* DATASET RECORDS *

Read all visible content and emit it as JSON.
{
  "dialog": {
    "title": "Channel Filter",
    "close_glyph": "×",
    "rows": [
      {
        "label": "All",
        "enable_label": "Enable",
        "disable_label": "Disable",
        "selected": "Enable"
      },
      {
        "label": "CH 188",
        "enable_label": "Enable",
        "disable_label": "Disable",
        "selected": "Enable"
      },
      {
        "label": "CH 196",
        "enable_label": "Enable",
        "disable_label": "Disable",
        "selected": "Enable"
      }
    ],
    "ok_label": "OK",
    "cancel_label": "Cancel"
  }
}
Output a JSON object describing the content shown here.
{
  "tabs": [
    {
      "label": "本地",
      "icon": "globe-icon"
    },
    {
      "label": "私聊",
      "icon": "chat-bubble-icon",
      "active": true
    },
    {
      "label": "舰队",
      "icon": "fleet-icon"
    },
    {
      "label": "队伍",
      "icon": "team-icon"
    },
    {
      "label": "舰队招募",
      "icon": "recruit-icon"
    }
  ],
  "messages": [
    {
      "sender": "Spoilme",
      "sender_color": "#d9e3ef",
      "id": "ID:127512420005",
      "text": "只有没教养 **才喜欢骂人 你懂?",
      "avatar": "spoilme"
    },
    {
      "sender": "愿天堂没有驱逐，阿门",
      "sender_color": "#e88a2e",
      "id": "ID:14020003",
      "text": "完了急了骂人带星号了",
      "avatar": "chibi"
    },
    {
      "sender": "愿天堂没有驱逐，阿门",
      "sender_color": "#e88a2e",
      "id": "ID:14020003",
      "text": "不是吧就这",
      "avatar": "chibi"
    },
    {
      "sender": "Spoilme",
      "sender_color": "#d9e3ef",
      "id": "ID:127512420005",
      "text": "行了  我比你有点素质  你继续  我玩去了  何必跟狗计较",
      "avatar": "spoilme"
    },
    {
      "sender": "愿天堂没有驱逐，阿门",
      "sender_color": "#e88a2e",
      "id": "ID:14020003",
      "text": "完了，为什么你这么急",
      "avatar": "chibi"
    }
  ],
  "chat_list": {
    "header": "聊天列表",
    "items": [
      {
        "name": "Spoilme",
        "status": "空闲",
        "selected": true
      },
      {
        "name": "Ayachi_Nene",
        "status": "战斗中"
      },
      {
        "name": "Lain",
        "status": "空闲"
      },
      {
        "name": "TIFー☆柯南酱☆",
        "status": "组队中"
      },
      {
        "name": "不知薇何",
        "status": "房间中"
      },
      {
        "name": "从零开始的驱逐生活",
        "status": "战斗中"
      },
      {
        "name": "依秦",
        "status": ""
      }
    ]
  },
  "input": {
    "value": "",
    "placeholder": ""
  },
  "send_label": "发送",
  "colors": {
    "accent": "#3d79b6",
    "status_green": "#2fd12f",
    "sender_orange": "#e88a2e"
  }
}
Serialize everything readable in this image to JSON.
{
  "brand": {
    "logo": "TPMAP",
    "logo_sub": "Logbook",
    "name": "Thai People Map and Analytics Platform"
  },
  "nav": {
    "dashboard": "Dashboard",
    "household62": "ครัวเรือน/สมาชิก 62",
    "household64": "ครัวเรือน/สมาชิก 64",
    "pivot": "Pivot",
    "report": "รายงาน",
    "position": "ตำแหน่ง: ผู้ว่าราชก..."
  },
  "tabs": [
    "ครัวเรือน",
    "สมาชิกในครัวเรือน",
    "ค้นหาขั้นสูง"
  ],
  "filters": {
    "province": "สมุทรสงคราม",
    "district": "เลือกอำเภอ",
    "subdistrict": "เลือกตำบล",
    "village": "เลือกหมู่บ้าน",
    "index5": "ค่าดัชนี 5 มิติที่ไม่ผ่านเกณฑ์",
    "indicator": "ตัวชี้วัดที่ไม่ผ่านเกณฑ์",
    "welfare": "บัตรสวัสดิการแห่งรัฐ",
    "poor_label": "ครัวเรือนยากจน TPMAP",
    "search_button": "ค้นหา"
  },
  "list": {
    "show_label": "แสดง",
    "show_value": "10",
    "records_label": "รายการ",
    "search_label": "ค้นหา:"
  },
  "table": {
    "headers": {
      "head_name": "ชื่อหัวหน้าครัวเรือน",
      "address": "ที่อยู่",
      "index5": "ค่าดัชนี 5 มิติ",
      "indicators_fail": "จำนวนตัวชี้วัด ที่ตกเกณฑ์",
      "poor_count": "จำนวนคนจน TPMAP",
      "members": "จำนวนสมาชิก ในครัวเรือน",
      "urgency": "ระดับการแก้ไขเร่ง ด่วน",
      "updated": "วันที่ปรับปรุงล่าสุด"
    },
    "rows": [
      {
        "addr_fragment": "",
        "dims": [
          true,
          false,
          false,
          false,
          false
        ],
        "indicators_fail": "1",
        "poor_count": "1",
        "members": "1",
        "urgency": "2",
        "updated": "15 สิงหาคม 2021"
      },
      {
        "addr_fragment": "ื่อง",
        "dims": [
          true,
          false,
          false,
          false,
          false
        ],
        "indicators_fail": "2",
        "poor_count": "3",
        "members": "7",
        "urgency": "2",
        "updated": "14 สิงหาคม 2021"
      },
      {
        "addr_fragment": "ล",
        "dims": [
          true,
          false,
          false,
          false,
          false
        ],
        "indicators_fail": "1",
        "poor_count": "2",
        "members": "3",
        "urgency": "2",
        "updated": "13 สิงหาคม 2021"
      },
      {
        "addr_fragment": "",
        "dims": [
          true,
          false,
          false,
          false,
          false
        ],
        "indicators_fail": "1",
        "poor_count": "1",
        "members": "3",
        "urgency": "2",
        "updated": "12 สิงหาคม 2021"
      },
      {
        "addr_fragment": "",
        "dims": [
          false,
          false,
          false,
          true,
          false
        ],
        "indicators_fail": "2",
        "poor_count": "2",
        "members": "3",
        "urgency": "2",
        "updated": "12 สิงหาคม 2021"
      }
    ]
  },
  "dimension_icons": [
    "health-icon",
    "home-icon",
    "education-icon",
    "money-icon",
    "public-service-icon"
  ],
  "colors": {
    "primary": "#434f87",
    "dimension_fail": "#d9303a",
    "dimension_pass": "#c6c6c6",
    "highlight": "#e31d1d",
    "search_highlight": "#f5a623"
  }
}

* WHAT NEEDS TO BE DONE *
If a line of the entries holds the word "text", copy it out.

* RESPONSE TO THE EXERCISE *
      "text": "只有没教养 **才喜欢骂人 你懂?",
      "text": "完了急了骂人带星号了",
      "text": "不是吧就这",
      "text": "行了  我比你有点素质  你继续  我玩去了  何必跟狗计较",
      "text": "完了，为什么你这么急",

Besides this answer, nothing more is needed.